I.T. #3: Diet + Exercise = Weight Loss.

And there you have it.  It's that simple.  If you want to lose weight, you need to do a few very simple things.
  1. Consume fewer calories than you burn in a day.
  2. Exercise regularly, for at least 30min at a stretch, focusing on cardio.
  3. Stick with it.
That's pretty much it.  No special diet.  No trying to undo 40-some years of bad eating and resulting fat in a few weeks.  No "never eat this, but eat all you want of that".  It can't be effortless.  It can't be easy-peasy.  You didn't get here overnight, and you shouldn't expect to get out of here faster than you got here.  No magic bullet.  No Fat-Burning Formula.  No surgery to derail the natural system your body needs.  You count your calories.  You are mindful of everything you eat.  You get off your ass and sweat.  And you keep at it.


I've started using My Fitness Pal to food-track and log what I eat and how I exercise.  Very helpful.  Tons of nutrition info on the ingredients I use and the products I buy.  They even have an Android app that connects with your profile so you can track things on the go.  You can follow my stuff on my page.

This is a long-haul thing.

All good things are.

BTW, this is what I had for dinner Wednesday night.
And I lost weight.  Knowing what you consume is key.
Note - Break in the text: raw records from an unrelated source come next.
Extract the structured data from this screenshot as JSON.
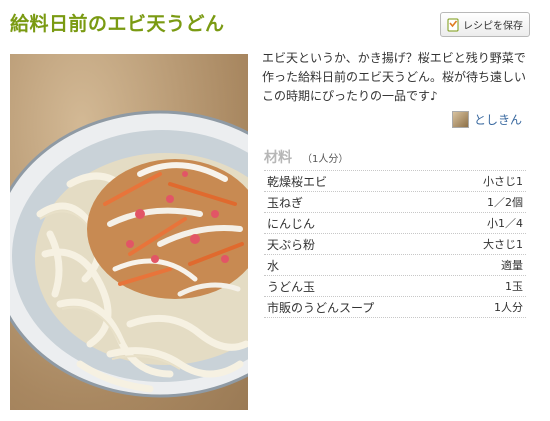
{
  "recipe": {
    "title": "給料日前のエビ天うどん",
    "save_label": "レシピを保存",
    "description": "エビ天というか、かき揚げ？桜エビと残り野菜で作った給料日前のエビ天うどん。桜が待ち遠しいこの時期にぴったりの一品です♪",
    "author": "としきん",
    "ingredients_title": "材料",
    "servings": "（1人分）",
    "ingredients": [
      {
        "name": "乾燥桜エビ",
        "qty": "小さじ1"
      },
      {
        "name": "玉ねぎ",
        "qty": "1／2個"
      },
      {
        "name": "にんじん",
        "qty": "小1／4"
      },
      {
        "name": "天ぷら粉",
        "qty": "大さじ1"
      },
      {
        "name": "水",
        "qty": "適量"
      },
      {
        "name": "うどん玉",
        "qty": "1玉"
      },
      {
        "name": "市販のうどんスープ",
        "qty": "1人分"
      }
    ]
  },
  "colors": {
    "title": "#7a9a12",
    "author_link": "#3b6aa0",
    "ingredients_title": "#b7b7b7"
  },
  "icons": {
    "save_button": "bookmark-icon"
  }
}
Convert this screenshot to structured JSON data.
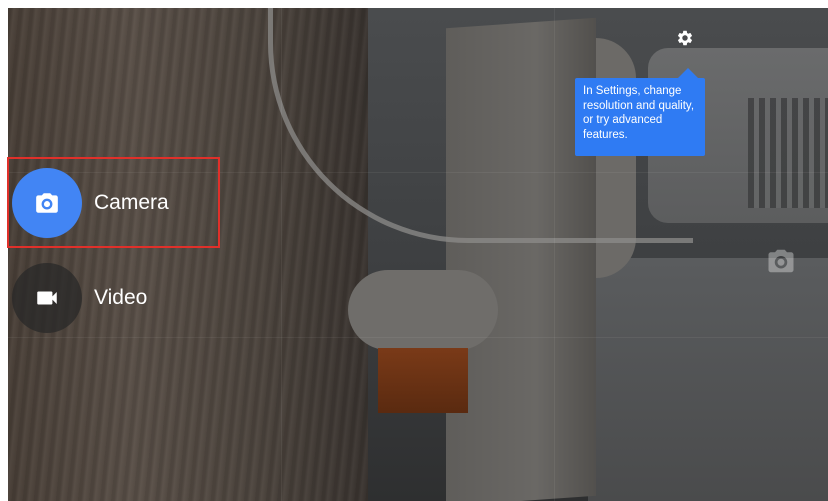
{
  "modes": [
    {
      "label": "Camera",
      "icon": "camera-icon",
      "active": true
    },
    {
      "label": "Video",
      "icon": "video-icon",
      "active": false
    }
  ],
  "settings": {
    "icon": "gear-icon",
    "tooltip": "In Settings, change resolution and quality, or try advanced features."
  },
  "colors": {
    "accent": "#4285f4",
    "tooltip_bg": "#2f7bf3",
    "highlight": "#e0302a"
  }
}
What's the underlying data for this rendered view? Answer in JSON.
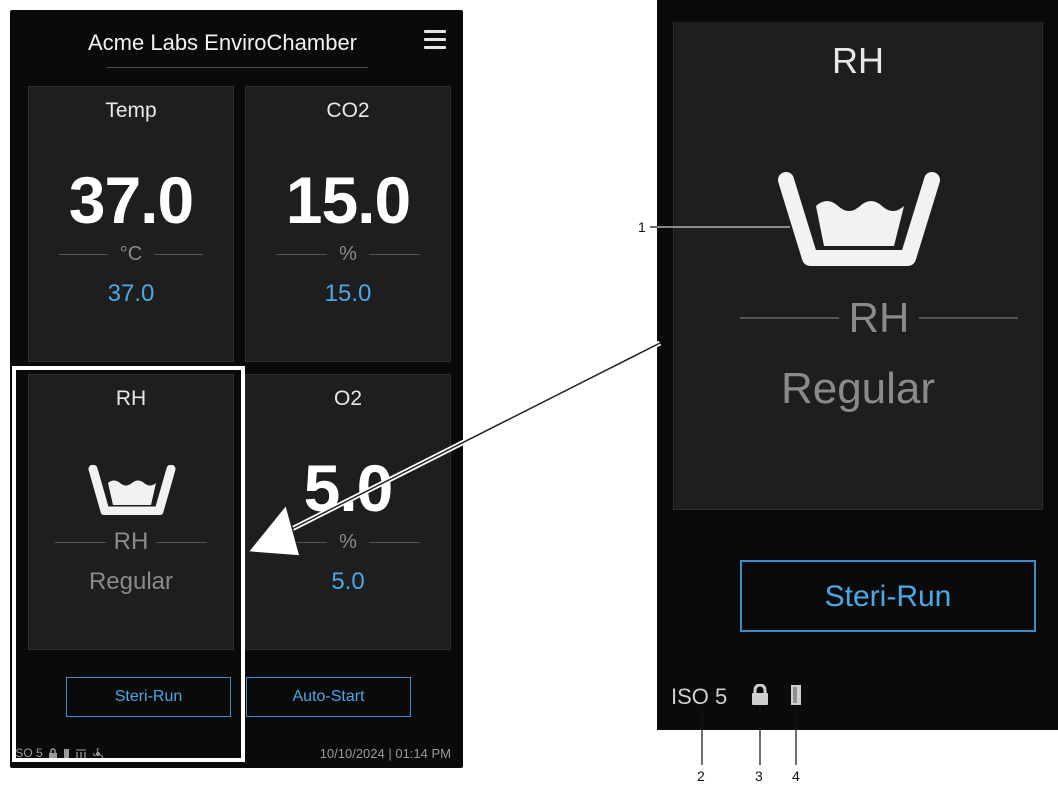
{
  "header": {
    "title": "Acme Labs EnviroChamber",
    "menu_icon": "hamburger-menu-icon"
  },
  "tiles": {
    "temp": {
      "label": "Temp",
      "value": "37.0",
      "unit": "°C",
      "setpoint": "37.0"
    },
    "co2": {
      "label": "CO2",
      "value": "15.0",
      "unit": "%",
      "setpoint": "15.0"
    },
    "rh": {
      "label": "RH",
      "icon": "humidity-pan-icon",
      "sub_label": "RH",
      "mode": "Regular"
    },
    "o2": {
      "label": "O2",
      "value": "5.0",
      "unit": "%",
      "setpoint": "5.0"
    }
  },
  "buttons": {
    "steri_run": "Steri-Run",
    "auto_start": "Auto-Start"
  },
  "status_bar": {
    "iso": "ISO 5",
    "datetime": "10/10/2024 | 01:14 PM",
    "icons": [
      "lock-icon",
      "door-icon",
      "heat-icon",
      "fan-icon"
    ]
  },
  "zoom": {
    "label": "RH",
    "sub_label": "RH",
    "mode": "Regular",
    "button": "Steri-Run",
    "iso": "ISO 5",
    "callouts": [
      "1",
      "2",
      "3",
      "4"
    ]
  },
  "colors": {
    "accent": "#4aa8e8",
    "background": "#0a0a0a",
    "tile": "#1e1e1e",
    "muted": "#8a8a8a"
  }
}
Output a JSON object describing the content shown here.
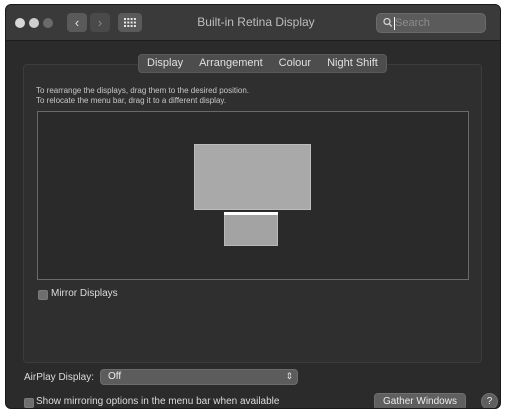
{
  "window": {
    "title": "Built-in Retina Display"
  },
  "toolbar": {
    "back_icon": "chevron-left-icon",
    "forward_icon": "chevron-right-icon",
    "grid_icon": "grid-icon",
    "search_placeholder": "Search"
  },
  "tabs": [
    {
      "label": "Display"
    },
    {
      "label": "Arrangement",
      "selected": true
    },
    {
      "label": "Colour"
    },
    {
      "label": "Night Shift"
    }
  ],
  "arrangement": {
    "instruction_line1": "To rearrange the displays, drag them to the desired position.",
    "instruction_line2": "To relocate the menu bar, drag it to a different display.",
    "mirror_label": "Mirror Displays",
    "mirror_checked": false
  },
  "airplay": {
    "label": "AirPlay Display:",
    "value": "Off"
  },
  "footer": {
    "show_mirroring_label": "Show mirroring options in the menu bar when available",
    "show_mirroring_checked": false,
    "gather_label": "Gather Windows",
    "help_label": "?"
  }
}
1 comment:

  1. This post is exactly what I needed to read today, Andy! Thank you for you. :)